### To do
Look down the entries below and report how many lines hold the string "discover"; write nothing else.

### Provided data

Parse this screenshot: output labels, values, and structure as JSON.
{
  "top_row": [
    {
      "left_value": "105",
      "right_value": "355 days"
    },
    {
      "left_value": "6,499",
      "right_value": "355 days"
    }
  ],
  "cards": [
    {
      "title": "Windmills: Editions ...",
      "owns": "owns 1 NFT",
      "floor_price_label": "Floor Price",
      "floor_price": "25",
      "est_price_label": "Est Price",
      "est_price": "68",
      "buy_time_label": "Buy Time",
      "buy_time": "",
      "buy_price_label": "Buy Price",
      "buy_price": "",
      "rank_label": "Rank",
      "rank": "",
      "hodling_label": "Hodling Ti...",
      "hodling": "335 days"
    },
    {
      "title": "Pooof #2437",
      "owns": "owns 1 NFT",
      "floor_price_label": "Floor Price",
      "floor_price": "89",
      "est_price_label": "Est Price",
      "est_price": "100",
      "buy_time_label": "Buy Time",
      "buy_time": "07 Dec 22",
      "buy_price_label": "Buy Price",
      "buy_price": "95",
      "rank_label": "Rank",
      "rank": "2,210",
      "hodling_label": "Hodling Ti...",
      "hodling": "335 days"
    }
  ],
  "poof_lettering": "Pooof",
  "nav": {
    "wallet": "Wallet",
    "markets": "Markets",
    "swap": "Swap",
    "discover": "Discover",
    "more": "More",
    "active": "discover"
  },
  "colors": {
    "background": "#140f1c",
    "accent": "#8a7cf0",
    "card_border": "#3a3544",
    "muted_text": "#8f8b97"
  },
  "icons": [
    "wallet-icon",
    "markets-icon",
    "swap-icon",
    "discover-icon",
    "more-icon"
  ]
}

### Solution for this problem
3